through above! Basically, each time you add 3 inch to the wheel diameter, add 4;mm to the tyre width and
subtract 3;D from the aspect ratio! This compensates nicely for the increases in rim width that generally
accompany increases in diameter too! By using a larger diameter wheel with a lower profile tyre it(s possible to
properly maintain the overall rolling circumference, keeping odometer and speedometer changes negligible! By

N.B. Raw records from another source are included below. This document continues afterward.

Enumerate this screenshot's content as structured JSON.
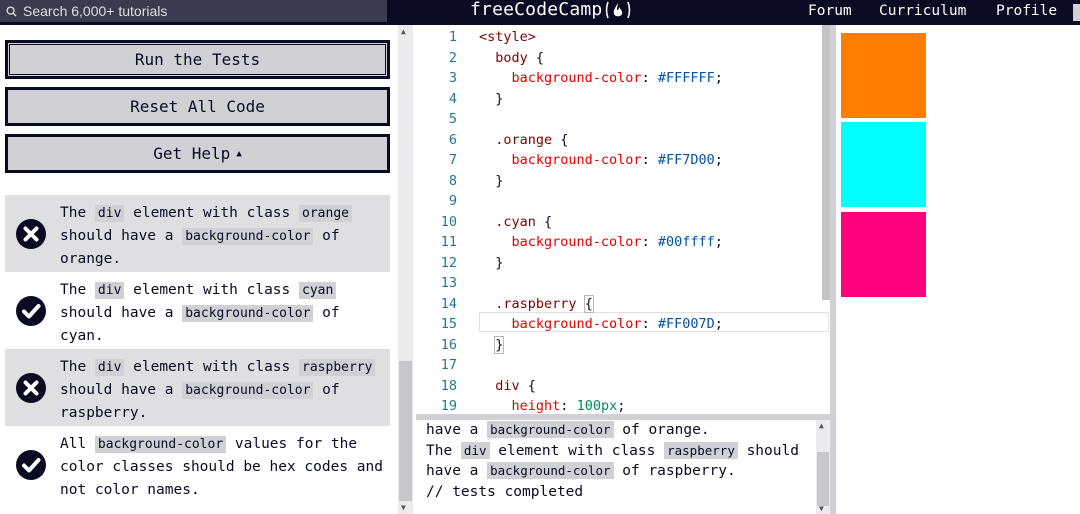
{
  "nav": {
    "search_placeholder": "Search 6,000+ tutorials",
    "brand": "freeCodeCamp",
    "links": [
      "Forum",
      "Curriculum",
      "Profile"
    ]
  },
  "buttons": {
    "run": "Run the Tests",
    "reset": "Reset All Code",
    "help": "Get Help"
  },
  "tests": [
    {
      "status": "fail",
      "p1": "The ",
      "c1": "div",
      "p2": " element with class ",
      "c2": "orange",
      "p3": " should have a ",
      "c3": "background-color",
      "p4": " of orange."
    },
    {
      "status": "pass",
      "p1": "The ",
      "c1": "div",
      "p2": " element with class ",
      "c2": "cyan",
      "p3": " should have a ",
      "c3": "background-color",
      "p4": " of cyan."
    },
    {
      "status": "fail",
      "p1": "The ",
      "c1": "div",
      "p2": " element with class ",
      "c2": "raspberry",
      "p3": " should have a ",
      "c3": "background-color",
      "p4": " of raspberry."
    },
    {
      "status": "pass",
      "p1": "All ",
      "c1": "background-color",
      "p2": " values for the color classes should be hex codes and not color names."
    }
  ],
  "editor": {
    "line_numbers": [
      "1",
      "2",
      "3",
      "4",
      "5",
      "6",
      "7",
      "8",
      "9",
      "10",
      "11",
      "12",
      "13",
      "14",
      "15",
      "16",
      "17",
      "18",
      "19"
    ],
    "code": {
      "l1": "<style>",
      "l2_sel": "body",
      "l2_br": " {",
      "l3_prop": "background-color",
      "l3_val": "#FFFFFF",
      "l6_sel": ".orange",
      "l6_br": " {",
      "l7_prop": "background-color",
      "l7_val": "#FF7D00",
      "l10_sel": ".cyan",
      "l10_br": " {",
      "l11_prop": "background-color",
      "l11_val": "#00ffff",
      "l14_sel": ".raspberry",
      "l14_br": "{",
      "l15_prop": "background-color",
      "l15_val": "#FF007D",
      "l18_sel": "div",
      "l18_br": " {",
      "l19_prop": "height",
      "l19_val": "100px",
      "close": "}"
    }
  },
  "console": {
    "l1_a": "have a ",
    "l1_code": "background-color",
    "l1_b": " of orange.",
    "l2_a": "The ",
    "l2_code1": "div",
    "l2_b": " element with class ",
    "l2_code2": "raspberry",
    "l2_c": " should",
    "l3_a": "have a ",
    "l3_code": "background-color",
    "l3_b": " of raspberry.",
    "l4": "// tests completed"
  },
  "preview": {
    "swatches": [
      {
        "name": "orange",
        "color": "#FF7D00"
      },
      {
        "name": "cyan",
        "color": "#00FFFF"
      },
      {
        "name": "raspberry",
        "color": "#FF007D"
      }
    ]
  }
}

using a tyre with a shorter sidewall, you gain quickness in steering response and better lateral stability! The
visual appeal is obvious, most wheels look better than the sidewall of the tyre, so the more wheel and less
sidewall there is, the better it looks!

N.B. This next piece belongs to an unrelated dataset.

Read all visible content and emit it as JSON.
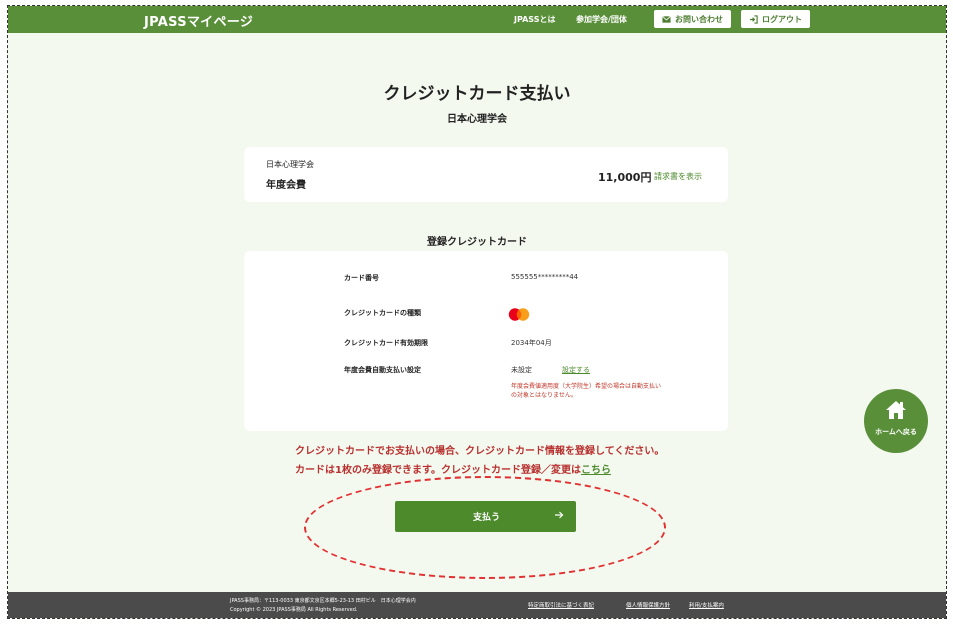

Tyre size table up to 3:? wheels
Bere, for those of you who can(t or won(t calculate your tyre size, is a table of equivalent tyres! These all give
rolling circumferences within a few mm of each other and would mostly be acceptable, depending on the wheel
rim size you(re after!
C; 8.'8 :* 8.'8 :; 8.'8 @* 8.'8 @; 8.'8 ** 8.'8 *; 8.'8
3K*5C; . 3K - 3)*5:; . 3K - 3:*5@; . 3K - -
- - 3**5:; . 3K 3@*5@* . 3K - - -
- - - 3:*5@* . 3K - - -
3)*5C; . 3K - 3**5:; . 3K 3:*5@* . 3K 3C*5@; . 3K 3C*5** . 3) -
- - 3@*5:; . 3K 3@*5@* . 3) 3:*5@; . 3) - -
- - 3:*5:; . 3K - - - -
3**5C; . 3K 3@*5:* . 3K 3:*5:; . 3K 3@*5@* . 3) 3:*5@; . 3) 3F*5** . 3) 3F*5*; . 3*
- - 3C*5:; . 3K 3:*5@* . 3) 3C*5@; . 3) 3C*5** . 3* -
- - 3@*5:; . 3) - 3F*5@; . 3) - -
3@*5C; . 3K - 3C*5:; . 3K 3:*5@* . 3) 3F*5@; . 3) 4;*5** . 3) 4;*5*; . 3*
- - 3@*5:; . 3K 3C*5@* . 3) 4;*5@; . 3) 3C*5** . 3* 3F*5*; . 3@
- - 3:*5:; .3) - - 3F*5** . 3* -
- - - - - 4;*5** .3* -
3:*5C; . 3K 3:*5:* . 3) 3:*5:; . 3) 3C*5@* . 3) 4;*5@; . 3) 3F*5** . 3* 43*5*; . 3@
- - 3C*5:; . 3) 3F*5@* . 3) 43*5@; . 3) 4;*5** . 3* 3F*5*; . 3@
- - - 3C*5@* . 3* 3F*5@; . 3* - 4;*5*; . 3@
3C*5C; . 3K 3C*5:* . 3) 3C*5:; . 3) 3F*5@* . 3) 43*5@; . 3) 4;*5** . 3@ 4;*5*; . 3@
- - 3F*5:; . 3) 3C*5@* . 3* 44*5@; . 3) - 44*5*; . 3@
- - - 3F*5@* . 3* 3F*5@; . 3* - 4;*5*; . 3:
- - - - 4;*5@; . 3* - -
- - - - 43*5@; . 3* - -
o that(s it then=
7es - that(s it! > little time with a calculator, a pen and some paper will enable to you confidently stride into
your local tyre5wheel supplier and state e+actly what you want!
> ,ase study to help you out
Gead by e+ample - that(s a good motto! My ,ase tudy will walk you through the entire process of selecting a
new set of wheels and tyres so you can get an idea of what is involved!
&versizing tyres
'f you want the fat look but don(t want to go bonkers with new wheels, you can oversize the tyres on the rims
usually by about 4;mm /to be safe0! o if your standard tyres are 3C*5@; .3)s, you can oversize them to about
4;*mm! But make sure you recalculate the percentage value to keep the sidewall height the same!
6itment guides
.ochford Tyres has an e+cellent fitment guide page where they list a
ton of combinations and permutations of wheels and tyres for all the popular makes and models! The guide is
designed to give you an idea of wheel and tyre sizes that will keep you close to spec for rolling circumference!
Nse the (>lloy %heel earch( bo+ at the top-left of their site! >s an added bonus, if you decide to buy anything
from them, use the at the checkout to get *D offI weetI
>nd finally, you might like to check out this little program written by Brian ,assidy,which helps with tyre size
read more2 http255www!carbibles!com5tyreObibleOpg)!htmlPi+zz3QPN-d41-